    Of course, whether or not clicking 'ok' on a ToS is legally binding in the first place is an entirely different debate. I personally feel that it would be pretty hard to prove exactly who clicked 'ok' when the account was being created. So signing away the rights to your life story sounds like the kind of thing where a notary needs to be involved.
    Reply
  • jungleboogiemonster
    20819655 said:
    Funny how Mark Zuckerbergs apology failed to mention the 2012 Obama campaign, toms fails to mention it as well, and how they did the exact same thing, but with 2 differences...

    You forgot a huge difference. CA's data was collected under the guise of academic research, which it wasn't. People were not aware that the data was going to be handed over to CA and be used for political purposes. That means people who never would have given their data to a Republican, or any political group, gave up their information unwittingly. Obama's app was clearly his app. Obama's app also followed Facebook's guidelines. If you have any problems with how Oabam's app collected the data, it's on Facebook for having guidelines you disagree with.
    Reply
  • Dantte
    20828411 said:
    20819655 said:
    Funny how Mark Zuckerbergs apology failed to mention the 2012 Obama campaign, toms fails to mention it as well, and how they did the exact same thing, but with 2 differences...

    You forgot a huge difference. CA's data was collected under the guise of academic research, which it wasn't. People were not aware that the data was going to be handed over to CA and be used for political purposes. That means people who never would have given their data to a Republican, or any political group, gave up their information unwittingly. Obama's app was clearly his app. Obama's app also followed Facebook's guidelines. If you have any problems with how Oabam's app collected the data, it's on Facebook for having guidelines you disagree with.

    This is FALSE, and you sir are wrong, sad part is I dont know if your that grossly misinformed or are willfully lying to protect some ideal?

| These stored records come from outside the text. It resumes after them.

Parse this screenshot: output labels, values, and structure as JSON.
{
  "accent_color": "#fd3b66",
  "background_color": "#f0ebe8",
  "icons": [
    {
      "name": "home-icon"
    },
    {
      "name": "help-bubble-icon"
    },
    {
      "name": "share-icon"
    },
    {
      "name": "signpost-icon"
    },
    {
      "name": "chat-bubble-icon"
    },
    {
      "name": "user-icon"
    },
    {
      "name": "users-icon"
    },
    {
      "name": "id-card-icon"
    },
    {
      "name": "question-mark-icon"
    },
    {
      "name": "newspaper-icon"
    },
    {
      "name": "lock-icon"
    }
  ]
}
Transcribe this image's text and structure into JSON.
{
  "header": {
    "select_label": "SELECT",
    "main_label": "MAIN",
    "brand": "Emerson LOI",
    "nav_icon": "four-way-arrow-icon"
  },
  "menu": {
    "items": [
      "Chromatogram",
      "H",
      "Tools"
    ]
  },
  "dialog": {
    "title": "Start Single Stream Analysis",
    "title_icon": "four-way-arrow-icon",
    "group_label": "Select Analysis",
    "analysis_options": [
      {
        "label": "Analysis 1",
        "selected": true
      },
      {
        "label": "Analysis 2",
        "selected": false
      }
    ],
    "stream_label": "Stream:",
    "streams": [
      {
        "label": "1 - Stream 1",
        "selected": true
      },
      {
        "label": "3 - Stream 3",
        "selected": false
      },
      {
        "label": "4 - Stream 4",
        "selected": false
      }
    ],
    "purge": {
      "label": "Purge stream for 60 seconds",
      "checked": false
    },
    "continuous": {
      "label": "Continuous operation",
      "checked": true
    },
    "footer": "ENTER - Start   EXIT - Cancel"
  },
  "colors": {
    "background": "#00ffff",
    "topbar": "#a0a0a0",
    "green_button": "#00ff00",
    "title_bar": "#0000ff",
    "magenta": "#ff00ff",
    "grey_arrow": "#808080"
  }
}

    Your first point: 'People willingly gave data to Obama's app but were tricked by CA'. Partially wrong, the CA questionnaire ASKED for permission for user and friends data (admittedly under false pretense): the Obama app only asked for user data which included; birth dates, locations, and 'likes', but then proceeded to take all available data and friends data associated with that account WITHOUT permission.

    Your second point: "Obama's app also followed Facebook's guidelines." 100% WRONG, Obama's app took user and friends data WITHOUT permission. Facebook discovered this and instead of cutting off the flow of information, they partnered with the Obama campaign to then target users and their friends with political ads and "get out the vote" which was only sent to users with an 87% or higher chance of voting democrat and made to look as if it were coming from their friends. Facebook promptly put an end to the Obama app at the end of the 2012 election.

    There is also another difference here I failed to mention in my original post and your also dont mention: The data collected by the Obama campaign was USED in the general election and is still used and on file at the DNC... thats right people, the DNC has a digital profile on you! The CA app was NOT used by the Trump campaign as they felt the RNC data was more reliable, as far as we know, this data was destroyed.

    Democrats BRAGGING about the data collection:
    https://youtu.be/eIA1lQBqH1s
    https://www.nytimes.com/2013/06/23/magazine/the-obama-campaigns-digital-masterminds-cash-in.html

    Dont get me wrong here, I think taking user data without a users permission or them know how such data is going to be used is wrong. I'm calling out everyone Obama, Hillary, DNC, Trump, RNC, CA, etc... My point in this comment is simply to educate, put out facts, and especially call out Zuckerberg as a hypocritical FAKE, and Toms as well for not telling the whole truth.
    Reply